____ Data to process

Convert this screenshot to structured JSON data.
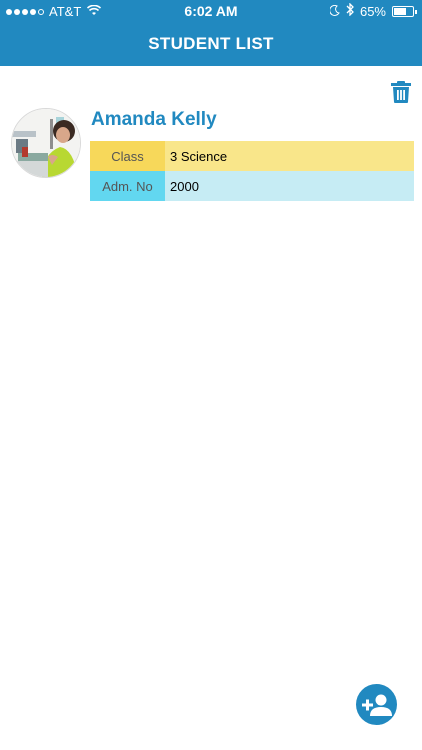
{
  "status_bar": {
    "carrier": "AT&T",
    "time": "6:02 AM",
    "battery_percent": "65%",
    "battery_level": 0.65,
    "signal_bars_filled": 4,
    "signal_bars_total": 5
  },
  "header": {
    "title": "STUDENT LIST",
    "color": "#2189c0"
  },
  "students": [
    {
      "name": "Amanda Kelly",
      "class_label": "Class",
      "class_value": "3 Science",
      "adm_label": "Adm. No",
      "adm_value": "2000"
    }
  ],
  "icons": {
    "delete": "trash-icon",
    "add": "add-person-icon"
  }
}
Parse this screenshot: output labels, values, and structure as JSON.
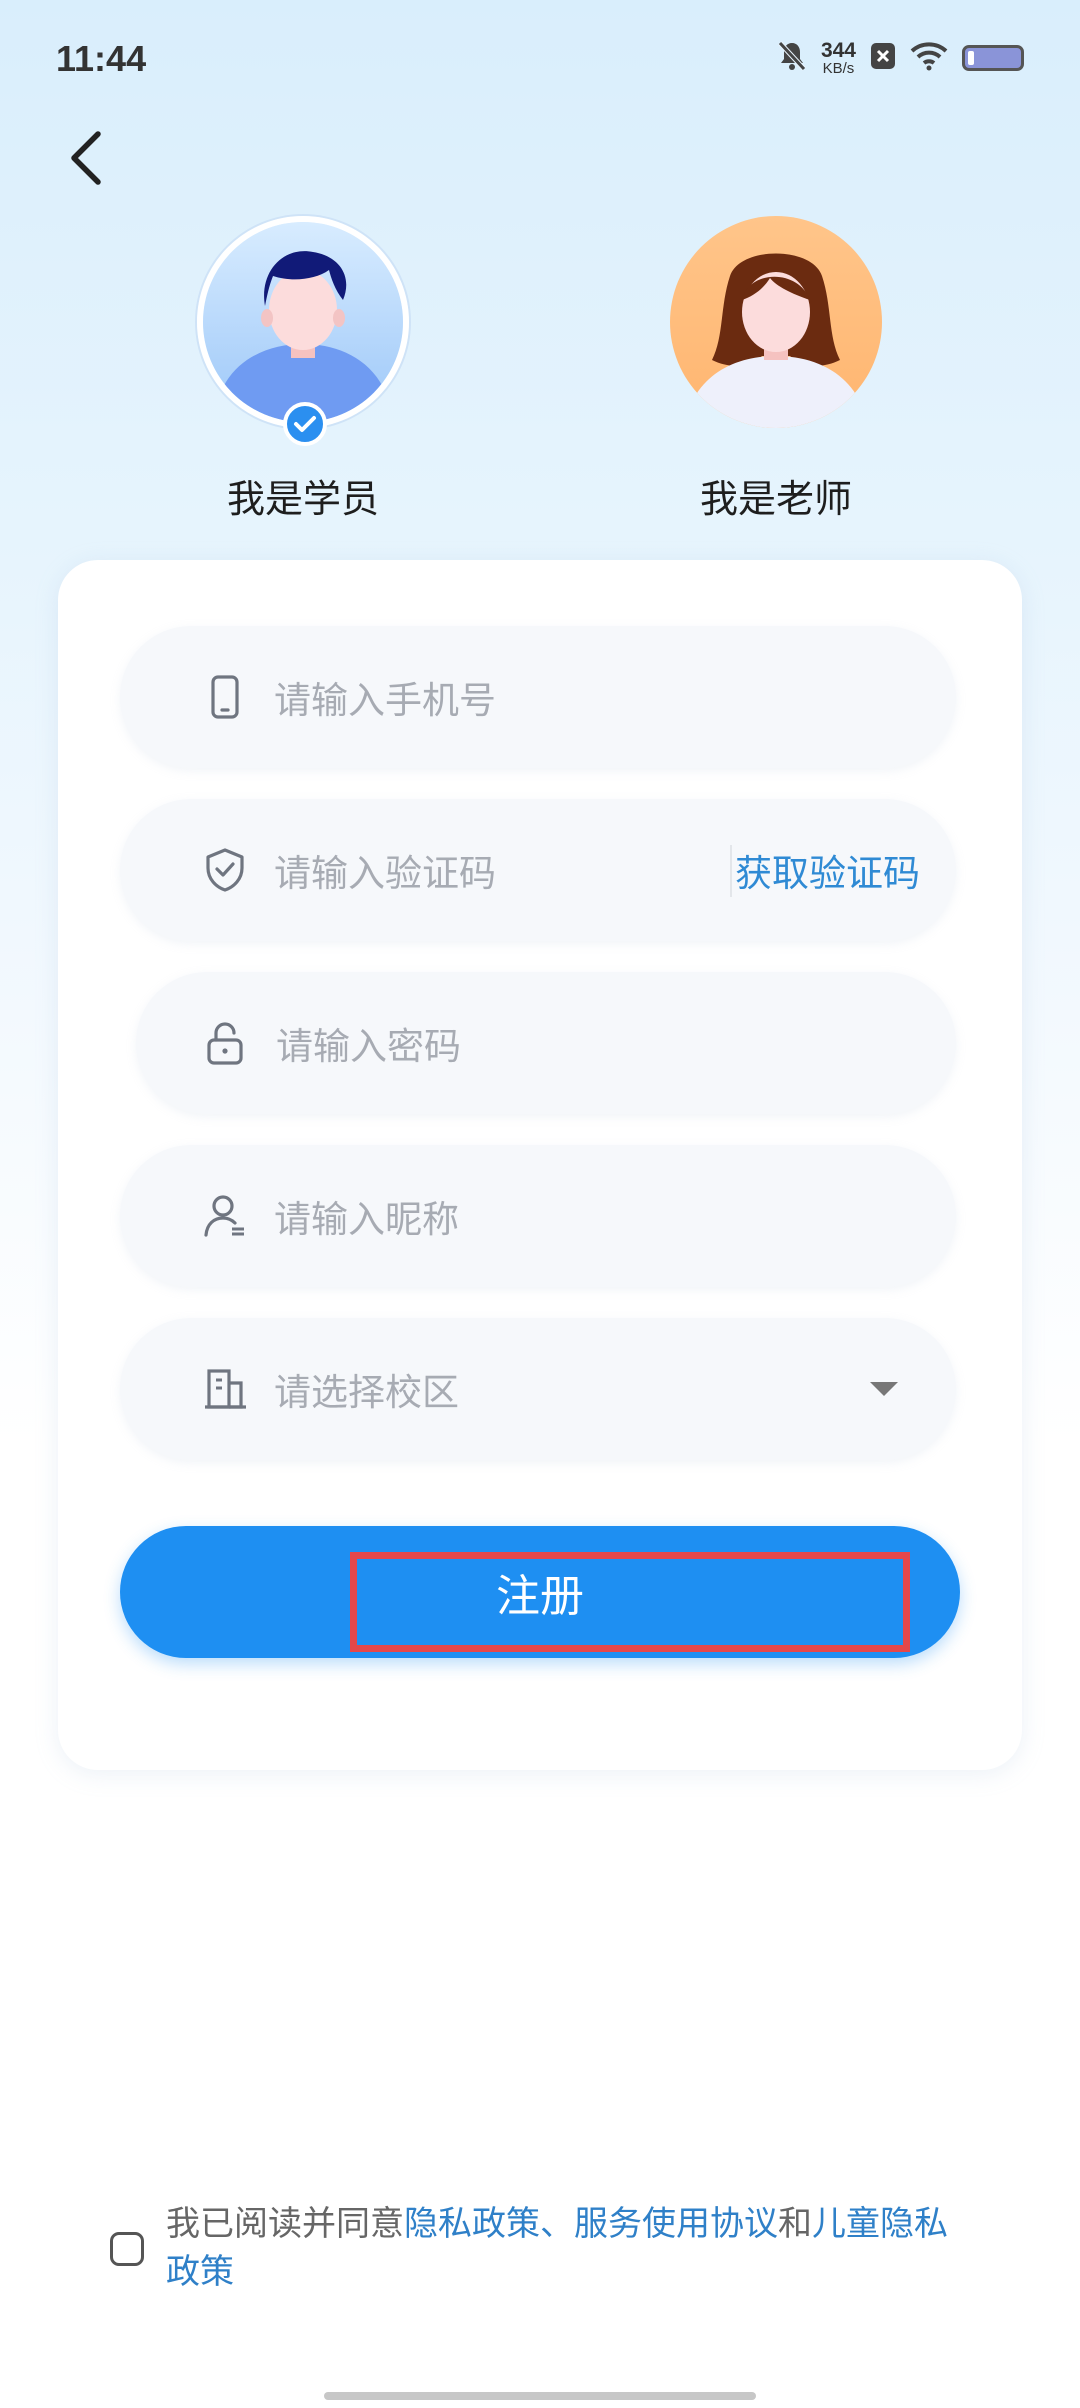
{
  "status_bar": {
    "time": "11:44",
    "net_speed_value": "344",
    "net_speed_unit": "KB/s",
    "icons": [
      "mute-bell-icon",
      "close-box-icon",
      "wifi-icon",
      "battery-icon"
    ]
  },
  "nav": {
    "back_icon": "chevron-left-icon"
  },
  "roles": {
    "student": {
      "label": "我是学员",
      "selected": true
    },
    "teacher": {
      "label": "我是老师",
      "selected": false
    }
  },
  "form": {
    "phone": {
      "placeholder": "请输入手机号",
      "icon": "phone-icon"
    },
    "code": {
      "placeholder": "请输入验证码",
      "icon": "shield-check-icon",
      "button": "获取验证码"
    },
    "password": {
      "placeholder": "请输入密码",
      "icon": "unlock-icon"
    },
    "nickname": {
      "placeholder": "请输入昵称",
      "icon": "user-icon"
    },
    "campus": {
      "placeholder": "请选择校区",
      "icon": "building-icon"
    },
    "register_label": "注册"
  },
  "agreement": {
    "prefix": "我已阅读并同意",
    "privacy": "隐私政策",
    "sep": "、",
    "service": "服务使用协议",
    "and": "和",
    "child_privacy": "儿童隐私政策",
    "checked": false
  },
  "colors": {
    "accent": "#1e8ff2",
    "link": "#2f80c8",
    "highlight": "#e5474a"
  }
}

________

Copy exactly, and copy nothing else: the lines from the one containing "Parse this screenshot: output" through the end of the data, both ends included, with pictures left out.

Parse this screenshot: output labels, values, and structure as JSON.
{
  "status_bar": {
    "time": "11:44",
    "net_speed_value": "344",
    "net_speed_unit": "KB/s",
    "icons": [
      "mute-bell-icon",
      "close-box-icon",
      "wifi-icon",
      "battery-icon"
    ]
  },
  "nav": {
    "back_icon": "chevron-left-icon"
  },
  "roles": {
    "student": {
      "label": "我是学员",
      "selected": true
    },
    "teacher": {
      "label": "我是老师",
      "selected": false
    }
  },
  "form": {
    "phone": {
      "placeholder": "请输入手机号",
      "icon": "phone-icon"
    },
    "code": {
      "placeholder": "请输入验证码",
      "icon": "shield-check-icon",
      "button": "获取验证码"
    },
    "password": {
      "placeholder": "请输入密码",
      "icon": "unlock-icon"
    },
    "nickname": {
      "placeholder": "请输入昵称",
      "icon": "user-icon"
    },
    "campus": {
      "placeholder": "请选择校区",
      "icon": "building-icon"
    },
    "register_label": "注册"
  },
  "agreement": {
    "prefix": "我已阅读并同意",
    "privacy": "隐私政策",
    "sep": "、",
    "service": "服务使用协议",
    "and": "和",
    "child_privacy": "儿童隐私政策",
    "checked": false
  },
  "colors": {
    "accent": "#1e8ff2",
    "link": "#2f80c8",
    "highlight": "#e5474a"
  }
}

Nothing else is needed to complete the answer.